**To do**
Check the data underneath for lines holding the word "India", and state only how many you find.
:::::
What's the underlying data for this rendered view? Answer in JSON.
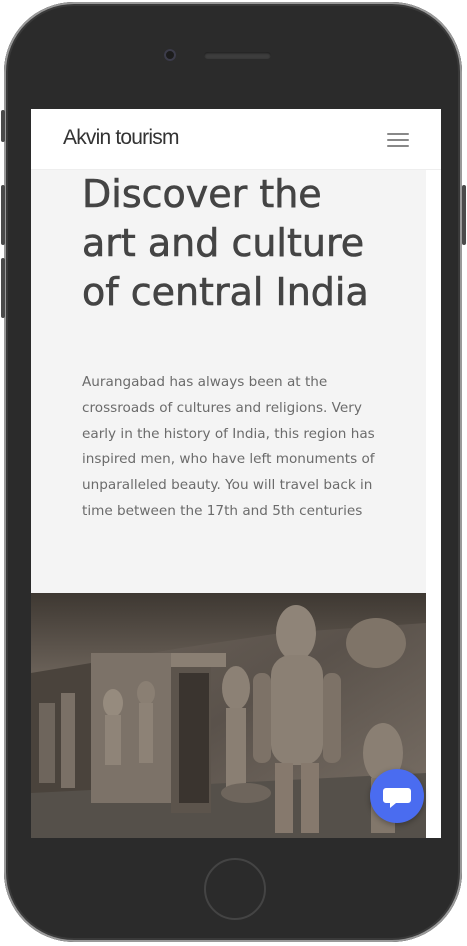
{
  "navbar": {
    "brand": "Akvin tourism",
    "menu_icon": "hamburger-menu-icon"
  },
  "hero": {
    "heading": "Discover the art and culture of central India",
    "description": "Aurangabad has always been at the crossroads of cultures and religions. Very early in the history of India, this region has inspired men, who have left monuments of unparalleled beauty. You will travel back in time between the 17th and 5th centuries"
  },
  "media": {
    "image_subject": "cave-temple-stone-carvings"
  },
  "chat": {
    "icon": "chat-bubble-icon",
    "accent": "#4a6cf0"
  },
  "colors": {
    "hero_background": "#f4f4f4",
    "heading": "#444444",
    "body_text": "#6b6b6b"
  }
}
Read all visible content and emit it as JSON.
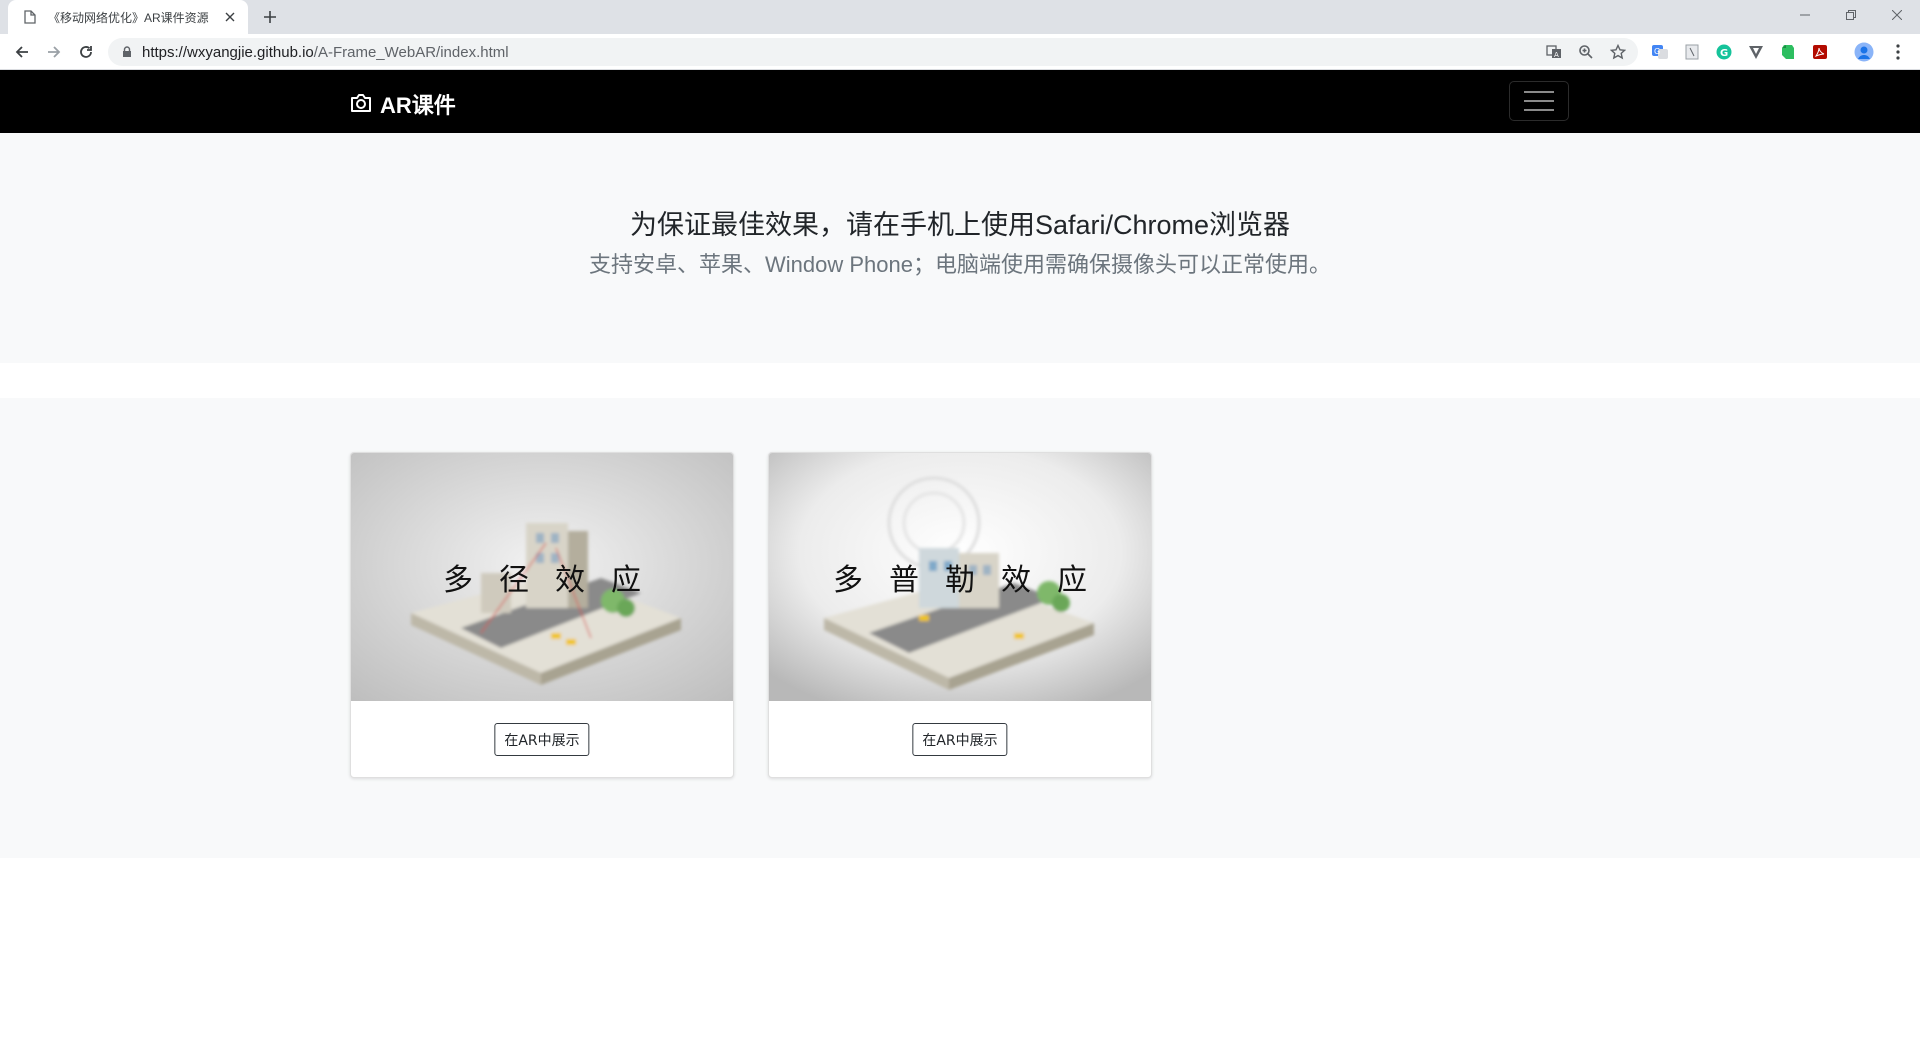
{
  "browser": {
    "tab_title": "《移动网络优化》AR课件资源",
    "url_host": "https://wxyangjie.github.io",
    "url_path": "/A-Frame_WebAR/index.html",
    "icons": {
      "tab": "page-icon",
      "close": "close-icon",
      "new_tab": "plus-icon",
      "back": "back-arrow-icon",
      "forward": "forward-arrow-icon",
      "reload": "reload-icon",
      "lock": "lock-icon",
      "translate": "translate-icon",
      "zoom": "zoom-icon",
      "bookmark": "star-icon",
      "menu": "kebab-menu-icon"
    },
    "extensions": [
      "translate-extension-icon",
      "reader-extension-icon",
      "grammarly-icon",
      "vpn-extension-icon",
      "evernote-icon",
      "pdf-extension-icon",
      "profile-avatar-icon"
    ]
  },
  "navbar": {
    "brand": "AR课件",
    "brand_icon": "camera-icon",
    "toggler_icon": "hamburger-icon",
    "background": "#000000"
  },
  "jumbotron": {
    "title": "为保证最佳效果，请在手机上使用Safari/Chrome浏览器",
    "subtitle": "支持安卓、苹果、Window Phone；电脑端使用需确保摄像头可以正常使用。"
  },
  "cards": [
    {
      "label": "多径效应",
      "button": "在AR中展示"
    },
    {
      "label": "多普勒效应",
      "button": "在AR中展示"
    }
  ]
}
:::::
**Solution for this exercise**
2